Day for Night Festiva, which celebrated its second anniversary in the heart of downtown Houston this past weekend, is a sort of temporary haven for Texas’ artful fringe community. Boasting a carefully curated lineup of hip-hop, independent rock, and electronic music—including the return of Aphex Twin, who hadn’t played in the States for eight years prior to their Saturday headlining set—Day for Night was first and foremost a celebration of experimentalism. The fest, which hosted everyone from Travis Scott, Banks, and Run the Jewels to Arca, Butthole Surfers, and the Jesus and Mary Chain, went down in and around the historic Barbara Jordan Post Office, which sits on a massive 16 acre lot and was built in 1936. Inside, two floors were dedicated to large-scale modern art installations, which ranged from immersive light and sound displays to perspective-fucking mirrored hallways to a multi-room virtual reality experience created by Icelandic electro-pop legend Bjork. (She also DJ’d the event, once on Friday evening and again on Sunday night.) Outside, three of the fest’s four live music stages stood alongside massive LED screens, while dazzling light projections and 3-D sculptures played against the post office’s exterior walls.
Similarly, Day for Night’s crowd mirrored the art in its eclecticism; attendees ranged from toddlers to teens to music festival lifers, punks to ravers to club kids and sneakerheads.
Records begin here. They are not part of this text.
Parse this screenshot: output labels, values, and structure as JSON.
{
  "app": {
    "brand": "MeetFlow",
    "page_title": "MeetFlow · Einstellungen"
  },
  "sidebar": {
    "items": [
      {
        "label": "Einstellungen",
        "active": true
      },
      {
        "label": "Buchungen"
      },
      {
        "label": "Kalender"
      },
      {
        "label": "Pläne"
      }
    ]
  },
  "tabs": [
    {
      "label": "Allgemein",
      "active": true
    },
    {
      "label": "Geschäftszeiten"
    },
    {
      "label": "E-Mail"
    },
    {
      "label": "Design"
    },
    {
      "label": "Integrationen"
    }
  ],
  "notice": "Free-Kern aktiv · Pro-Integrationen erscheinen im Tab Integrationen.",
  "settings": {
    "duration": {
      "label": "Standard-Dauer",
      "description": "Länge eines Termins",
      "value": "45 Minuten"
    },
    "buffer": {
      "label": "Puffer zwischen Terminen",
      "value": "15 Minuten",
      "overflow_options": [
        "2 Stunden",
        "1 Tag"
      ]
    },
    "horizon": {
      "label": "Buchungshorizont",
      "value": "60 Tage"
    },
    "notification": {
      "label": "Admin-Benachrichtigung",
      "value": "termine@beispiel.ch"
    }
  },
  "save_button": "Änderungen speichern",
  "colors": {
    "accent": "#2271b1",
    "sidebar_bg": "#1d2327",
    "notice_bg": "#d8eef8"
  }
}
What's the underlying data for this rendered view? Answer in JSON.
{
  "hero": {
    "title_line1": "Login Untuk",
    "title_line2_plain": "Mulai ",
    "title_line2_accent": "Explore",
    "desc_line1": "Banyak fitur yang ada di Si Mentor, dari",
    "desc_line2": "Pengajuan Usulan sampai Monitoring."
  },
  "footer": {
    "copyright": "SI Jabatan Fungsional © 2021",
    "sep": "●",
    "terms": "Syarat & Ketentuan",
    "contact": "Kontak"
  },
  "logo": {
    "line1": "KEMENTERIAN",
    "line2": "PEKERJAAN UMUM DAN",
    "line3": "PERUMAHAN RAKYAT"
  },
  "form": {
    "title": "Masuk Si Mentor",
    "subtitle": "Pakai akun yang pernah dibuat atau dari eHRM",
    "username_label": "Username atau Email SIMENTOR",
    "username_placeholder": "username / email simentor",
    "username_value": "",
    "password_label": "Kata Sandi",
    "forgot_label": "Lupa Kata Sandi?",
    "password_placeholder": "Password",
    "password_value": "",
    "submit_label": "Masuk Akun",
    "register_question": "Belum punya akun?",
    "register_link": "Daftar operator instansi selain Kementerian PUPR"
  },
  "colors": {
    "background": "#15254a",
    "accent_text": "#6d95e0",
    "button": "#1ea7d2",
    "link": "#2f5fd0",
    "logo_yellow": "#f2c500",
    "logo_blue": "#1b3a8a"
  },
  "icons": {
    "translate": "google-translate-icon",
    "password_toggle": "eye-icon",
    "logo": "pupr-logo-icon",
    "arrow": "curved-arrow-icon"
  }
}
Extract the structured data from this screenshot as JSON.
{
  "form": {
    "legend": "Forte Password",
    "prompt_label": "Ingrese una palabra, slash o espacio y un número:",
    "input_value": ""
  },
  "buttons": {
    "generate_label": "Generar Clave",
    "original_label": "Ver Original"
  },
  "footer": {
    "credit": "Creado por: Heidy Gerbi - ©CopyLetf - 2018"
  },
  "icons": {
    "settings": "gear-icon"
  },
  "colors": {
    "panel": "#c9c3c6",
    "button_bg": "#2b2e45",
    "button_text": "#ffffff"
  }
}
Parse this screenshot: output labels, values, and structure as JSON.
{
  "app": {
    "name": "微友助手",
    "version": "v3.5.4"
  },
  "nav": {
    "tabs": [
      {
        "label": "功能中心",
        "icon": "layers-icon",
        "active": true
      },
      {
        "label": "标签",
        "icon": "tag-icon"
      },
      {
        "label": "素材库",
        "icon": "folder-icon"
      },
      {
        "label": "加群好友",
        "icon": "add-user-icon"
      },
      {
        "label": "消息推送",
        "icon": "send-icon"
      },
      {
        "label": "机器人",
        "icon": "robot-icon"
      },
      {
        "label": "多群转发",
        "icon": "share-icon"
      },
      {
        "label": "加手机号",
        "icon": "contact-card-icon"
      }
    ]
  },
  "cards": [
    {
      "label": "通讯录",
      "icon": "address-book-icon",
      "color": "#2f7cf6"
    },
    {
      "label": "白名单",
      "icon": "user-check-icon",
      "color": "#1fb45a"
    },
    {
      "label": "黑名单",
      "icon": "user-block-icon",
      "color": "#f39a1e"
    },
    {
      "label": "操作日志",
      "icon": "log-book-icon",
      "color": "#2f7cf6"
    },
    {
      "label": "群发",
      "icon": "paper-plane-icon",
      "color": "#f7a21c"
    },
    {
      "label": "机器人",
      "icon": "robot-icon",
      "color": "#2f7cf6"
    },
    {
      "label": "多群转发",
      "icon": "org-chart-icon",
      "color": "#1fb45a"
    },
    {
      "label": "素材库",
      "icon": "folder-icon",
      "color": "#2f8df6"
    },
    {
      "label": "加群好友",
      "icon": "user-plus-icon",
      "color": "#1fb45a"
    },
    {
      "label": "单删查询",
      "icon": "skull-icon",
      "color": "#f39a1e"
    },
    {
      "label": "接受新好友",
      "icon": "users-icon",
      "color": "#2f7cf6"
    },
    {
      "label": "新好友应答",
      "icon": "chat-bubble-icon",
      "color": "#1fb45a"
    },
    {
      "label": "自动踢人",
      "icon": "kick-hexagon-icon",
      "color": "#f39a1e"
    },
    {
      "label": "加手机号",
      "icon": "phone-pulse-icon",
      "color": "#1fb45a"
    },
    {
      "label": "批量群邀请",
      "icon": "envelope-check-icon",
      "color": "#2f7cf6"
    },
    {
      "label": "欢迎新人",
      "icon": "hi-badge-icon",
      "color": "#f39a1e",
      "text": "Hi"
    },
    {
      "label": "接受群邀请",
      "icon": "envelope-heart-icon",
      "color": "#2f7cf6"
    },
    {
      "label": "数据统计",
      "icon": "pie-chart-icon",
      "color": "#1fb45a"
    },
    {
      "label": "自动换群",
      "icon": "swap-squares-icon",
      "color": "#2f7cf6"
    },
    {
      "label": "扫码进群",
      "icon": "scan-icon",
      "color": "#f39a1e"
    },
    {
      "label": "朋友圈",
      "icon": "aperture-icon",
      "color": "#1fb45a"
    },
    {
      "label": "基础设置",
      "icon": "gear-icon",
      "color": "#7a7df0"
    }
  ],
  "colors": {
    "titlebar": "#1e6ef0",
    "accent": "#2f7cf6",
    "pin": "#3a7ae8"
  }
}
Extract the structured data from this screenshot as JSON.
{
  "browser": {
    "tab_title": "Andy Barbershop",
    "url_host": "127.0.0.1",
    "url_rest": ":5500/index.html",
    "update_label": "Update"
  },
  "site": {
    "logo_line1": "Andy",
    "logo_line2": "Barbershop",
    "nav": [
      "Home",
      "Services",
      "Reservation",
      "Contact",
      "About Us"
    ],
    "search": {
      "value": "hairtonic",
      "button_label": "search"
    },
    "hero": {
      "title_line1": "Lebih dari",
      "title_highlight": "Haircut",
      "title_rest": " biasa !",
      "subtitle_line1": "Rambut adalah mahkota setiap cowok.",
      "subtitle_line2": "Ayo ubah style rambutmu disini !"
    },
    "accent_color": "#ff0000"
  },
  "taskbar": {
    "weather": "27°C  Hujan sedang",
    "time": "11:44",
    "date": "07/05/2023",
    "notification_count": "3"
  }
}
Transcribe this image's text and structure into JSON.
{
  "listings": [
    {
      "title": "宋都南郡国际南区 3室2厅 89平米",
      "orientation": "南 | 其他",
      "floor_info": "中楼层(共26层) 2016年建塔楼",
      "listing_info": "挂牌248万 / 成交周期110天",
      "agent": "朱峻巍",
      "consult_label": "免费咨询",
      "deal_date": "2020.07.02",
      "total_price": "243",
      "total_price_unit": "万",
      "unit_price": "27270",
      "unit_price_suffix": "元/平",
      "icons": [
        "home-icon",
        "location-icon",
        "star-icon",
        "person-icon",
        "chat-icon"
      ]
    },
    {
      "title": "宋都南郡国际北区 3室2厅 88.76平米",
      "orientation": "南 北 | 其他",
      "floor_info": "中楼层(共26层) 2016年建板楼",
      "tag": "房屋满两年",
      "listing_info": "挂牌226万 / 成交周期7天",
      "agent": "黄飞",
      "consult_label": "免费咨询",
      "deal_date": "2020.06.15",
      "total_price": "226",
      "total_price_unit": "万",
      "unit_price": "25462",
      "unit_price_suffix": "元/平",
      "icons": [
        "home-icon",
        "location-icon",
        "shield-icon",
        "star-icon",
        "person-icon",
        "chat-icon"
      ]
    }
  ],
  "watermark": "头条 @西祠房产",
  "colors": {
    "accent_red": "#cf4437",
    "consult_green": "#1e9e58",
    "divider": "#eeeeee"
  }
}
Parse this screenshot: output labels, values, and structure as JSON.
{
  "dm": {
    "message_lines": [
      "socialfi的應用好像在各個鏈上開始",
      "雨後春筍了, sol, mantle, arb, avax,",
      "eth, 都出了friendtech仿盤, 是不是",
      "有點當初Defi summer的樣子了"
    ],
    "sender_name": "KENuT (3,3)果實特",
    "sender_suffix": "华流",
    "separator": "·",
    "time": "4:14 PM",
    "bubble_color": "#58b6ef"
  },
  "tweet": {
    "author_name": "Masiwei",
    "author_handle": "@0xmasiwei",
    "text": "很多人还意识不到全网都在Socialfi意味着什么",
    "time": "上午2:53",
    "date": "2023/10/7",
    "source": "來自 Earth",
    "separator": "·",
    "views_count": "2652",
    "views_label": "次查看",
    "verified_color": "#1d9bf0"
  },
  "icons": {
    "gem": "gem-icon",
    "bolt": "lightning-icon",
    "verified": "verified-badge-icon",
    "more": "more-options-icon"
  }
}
If fashion rules existed here, they revolved around a mandate of “the weirder, the better.” (At more than one point I described the scene as “Burning Man in a concrete parking lot.”)
On Saturday, when temps hovered somewhere around 78 degrees, that meant throngs of kids in makeup, chokers, leather, denim, LED lights, candy jewelry, fuzzy boots, elaborate headdresses, masks, and all manner of shimmer and sparkle. It was Texas-level humid, and kids suffered for their fashion, but not outwardly so. That is, until the rain started around 10 p.m., bringing with it gusting winds and a 20 degree temperature drop that sent a lot of folks running for cover.
On Sunday, the scene that had been painted the day before took a fast and hard 180 turn. In place of cropped tops and short shorts, Day for Night’s patrons came out decked in fur coats. Gloves and scarves were everywhere. Boots, hats, wigs, and ski pants all made strong showings. At one point in the day, we watched two groups of people in homemade metallic ensembles converge near a bar slinging Hot Toddys. They stopped to acknowledge each other’s equally impressive insulation suits, which reflected the midday sun in dazzling ways.
Unpredictable climates aside, though, Day for Night acted as a not-so-subtle reminder of the city’s large-and-still-growing art scene. In a place best known for its massive sprawl and diehard Texas pride, Houston is quickly gaining a reputation as a hub for young progressives who aren’t afraid of embracing their own identity—no matter how out-there it may be. Here we take a look at the attendees of Day for Night, and all of the weird, wonderful, bizarre and beautiful outfits they brought with them.